=== DIRECTIONS ===
Please repeat every record exactly, leaving out any pictures.

=== EXCERPTED DATA ===
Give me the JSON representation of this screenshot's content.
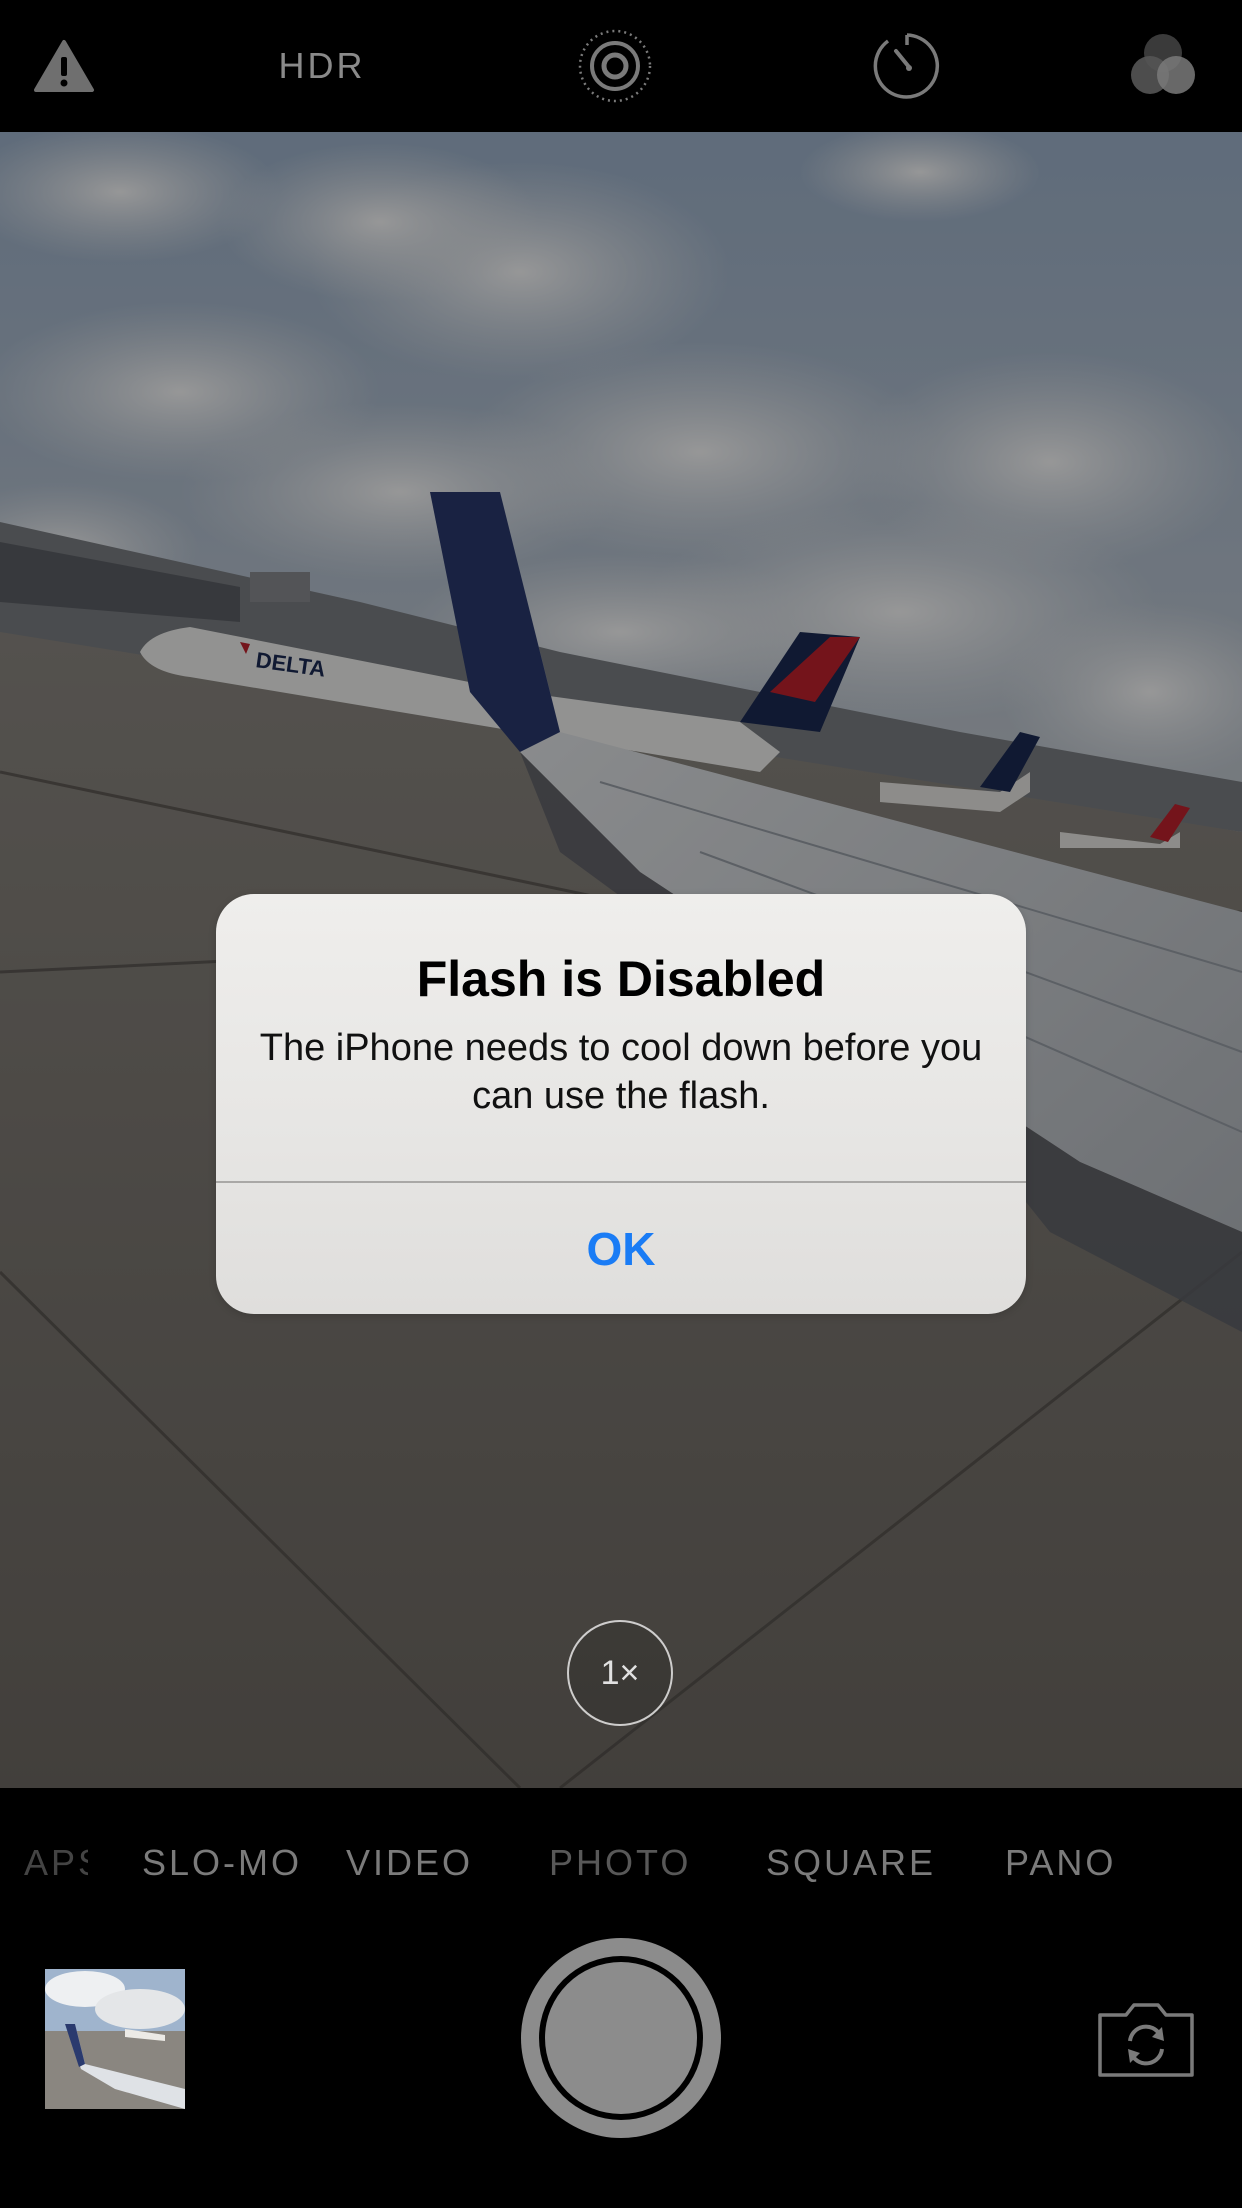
{
  "top_bar": {
    "flash_warning_icon": "warning-triangle-icon",
    "hdr_label": "HDR",
    "live_photo_icon": "live-photo-icon",
    "timer_icon": "timer-icon",
    "filters_icon": "filters-icon"
  },
  "viewfinder": {
    "zoom_label": "1×"
  },
  "alert": {
    "title": "Flash is Disabled",
    "message": "The iPhone needs to cool down before you can use the flash.",
    "ok_label": "OK",
    "ok_color": "#1a7cf5"
  },
  "modes": {
    "items": [
      "APSE",
      "SLO-MO",
      "VIDEO",
      "PHOTO",
      "SQUARE",
      "PANO"
    ],
    "selected": "PHOTO"
  },
  "bottom": {
    "thumbnail_icon": "last-photo-thumbnail",
    "shutter_icon": "shutter-button",
    "switch_camera_icon": "switch-camera-icon"
  }
}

=== TASK ANSWER ===
Give me the JSON representation of this screenshot's content.
{
  "top_bar": {
    "flash_warning_icon": "warning-triangle-icon",
    "hdr_label": "HDR",
    "live_photo_icon": "live-photo-icon",
    "timer_icon": "timer-icon",
    "filters_icon": "filters-icon"
  },
  "viewfinder": {
    "zoom_label": "1×"
  },
  "alert": {
    "title": "Flash is Disabled",
    "message": "The iPhone needs to cool down before you can use the flash.",
    "ok_label": "OK",
    "ok_color": "#1a7cf5"
  },
  "modes": {
    "items": [
      "APSE",
      "SLO-MO",
      "VIDEO",
      "PHOTO",
      "SQUARE",
      "PANO"
    ],
    "selected": "PHOTO"
  },
  "bottom": {
    "thumbnail_icon": "last-photo-thumbnail",
    "shutter_icon": "shutter-button",
    "switch_camera_icon": "switch-camera-icon"
  }
}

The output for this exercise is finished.